In that window, navigate to the   My Computer   folder and open it.  Then, find and select the drive letter of the DTB cartridge you just connected above.

8. Press the  OK  Button

The  Select a destination  windows closes, and you’re taken back to the  Extraction Wizard  window.

You should see the drive you chose appear in the   Files will be extracted to this directory   edit box.

9. Press the   Next   button

This begins the extraction process to the cartridge.

At this point, a progress bar appears, and the files in the ZIP file are decompressed and copied to your blank DTB cartridge.  The time it takes to perform the extraction depends on the reading time of the book.  The longer the book, the bigger its files are.  he bigger the files, the longer the extraction will take.  Average-sized books extract anywhere from within five to fifteen seconds.

Picture of a blank NLS DTB cartridge, showing its bottom view.
NLS DTB blank cartridge, showing its bottom view. Copying digital talking books to NLS player cartridges.

10. Detach the Cartridge from Computer to Continue with Copying Digital Talking Books

Next, disconnect the card from your computer but first, it’s safest to use the   Safely Remove Hardware   wizard first to make sure that any open files on the card have been properly saved and closed before you unplug it.

11. Play the Copied DTB

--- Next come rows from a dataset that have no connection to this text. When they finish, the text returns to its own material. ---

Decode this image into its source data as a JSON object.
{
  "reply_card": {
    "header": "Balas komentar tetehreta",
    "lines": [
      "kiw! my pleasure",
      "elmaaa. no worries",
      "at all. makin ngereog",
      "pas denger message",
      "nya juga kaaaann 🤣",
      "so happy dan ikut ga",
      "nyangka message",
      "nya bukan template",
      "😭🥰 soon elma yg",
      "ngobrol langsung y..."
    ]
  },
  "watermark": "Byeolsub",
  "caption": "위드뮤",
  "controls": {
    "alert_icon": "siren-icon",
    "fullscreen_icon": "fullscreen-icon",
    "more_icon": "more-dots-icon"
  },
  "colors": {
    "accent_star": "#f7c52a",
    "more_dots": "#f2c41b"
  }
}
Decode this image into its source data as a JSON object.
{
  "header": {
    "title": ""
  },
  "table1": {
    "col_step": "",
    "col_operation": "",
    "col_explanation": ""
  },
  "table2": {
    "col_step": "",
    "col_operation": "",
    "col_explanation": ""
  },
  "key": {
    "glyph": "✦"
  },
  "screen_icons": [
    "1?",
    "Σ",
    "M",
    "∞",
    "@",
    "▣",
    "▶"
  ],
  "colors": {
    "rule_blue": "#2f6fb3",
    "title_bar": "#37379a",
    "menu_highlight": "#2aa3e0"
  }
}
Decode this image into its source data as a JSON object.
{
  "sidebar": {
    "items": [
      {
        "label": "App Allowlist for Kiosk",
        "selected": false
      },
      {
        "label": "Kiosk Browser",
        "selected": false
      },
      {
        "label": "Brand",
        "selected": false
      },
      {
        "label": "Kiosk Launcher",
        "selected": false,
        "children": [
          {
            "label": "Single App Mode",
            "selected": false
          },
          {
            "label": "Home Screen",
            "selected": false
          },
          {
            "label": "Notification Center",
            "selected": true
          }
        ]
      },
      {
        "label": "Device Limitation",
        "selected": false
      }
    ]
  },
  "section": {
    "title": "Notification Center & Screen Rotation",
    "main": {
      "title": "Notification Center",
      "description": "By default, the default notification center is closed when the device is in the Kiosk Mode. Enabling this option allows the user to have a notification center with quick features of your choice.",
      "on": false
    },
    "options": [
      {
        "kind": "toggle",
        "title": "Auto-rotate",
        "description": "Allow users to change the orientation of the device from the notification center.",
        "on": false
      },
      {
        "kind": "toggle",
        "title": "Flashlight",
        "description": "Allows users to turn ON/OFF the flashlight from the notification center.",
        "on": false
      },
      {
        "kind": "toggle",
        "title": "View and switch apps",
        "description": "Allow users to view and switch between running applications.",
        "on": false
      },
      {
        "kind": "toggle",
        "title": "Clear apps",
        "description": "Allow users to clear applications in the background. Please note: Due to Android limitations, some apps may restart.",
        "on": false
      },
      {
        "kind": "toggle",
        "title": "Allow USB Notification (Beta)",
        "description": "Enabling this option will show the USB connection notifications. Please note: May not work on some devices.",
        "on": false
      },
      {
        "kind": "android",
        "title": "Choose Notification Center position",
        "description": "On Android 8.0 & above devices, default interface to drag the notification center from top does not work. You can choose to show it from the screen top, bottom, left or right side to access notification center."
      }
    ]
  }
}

Insert the card into your NLS DTB player and power the player on.  After a short pause, the title of the book should be announced.  If so, then you’ve successfully copied a talking book to your card, and you can then read and navigate through it just as you would the already-populated cartridges you get from NLS.

Related Posts to Copying Digital Talking Books

  1. How To Copy Songs From Multiple iPods Into iTunes Library

References for Copying Digital Talking Books to NLS Player Cartridges

  1. About DTB Cartriges and Cables from the National Library Service for the Blind

Revision History

  • 2019-03-16: Added key phrase targeting, more subheadings, and tags.
  • 2015-12-08: Added appropriate tags.
  • 2014-12-29: Moved this piece to the   Tom’s Tek Stop   blog.
  • 2010-06-02: Originally published.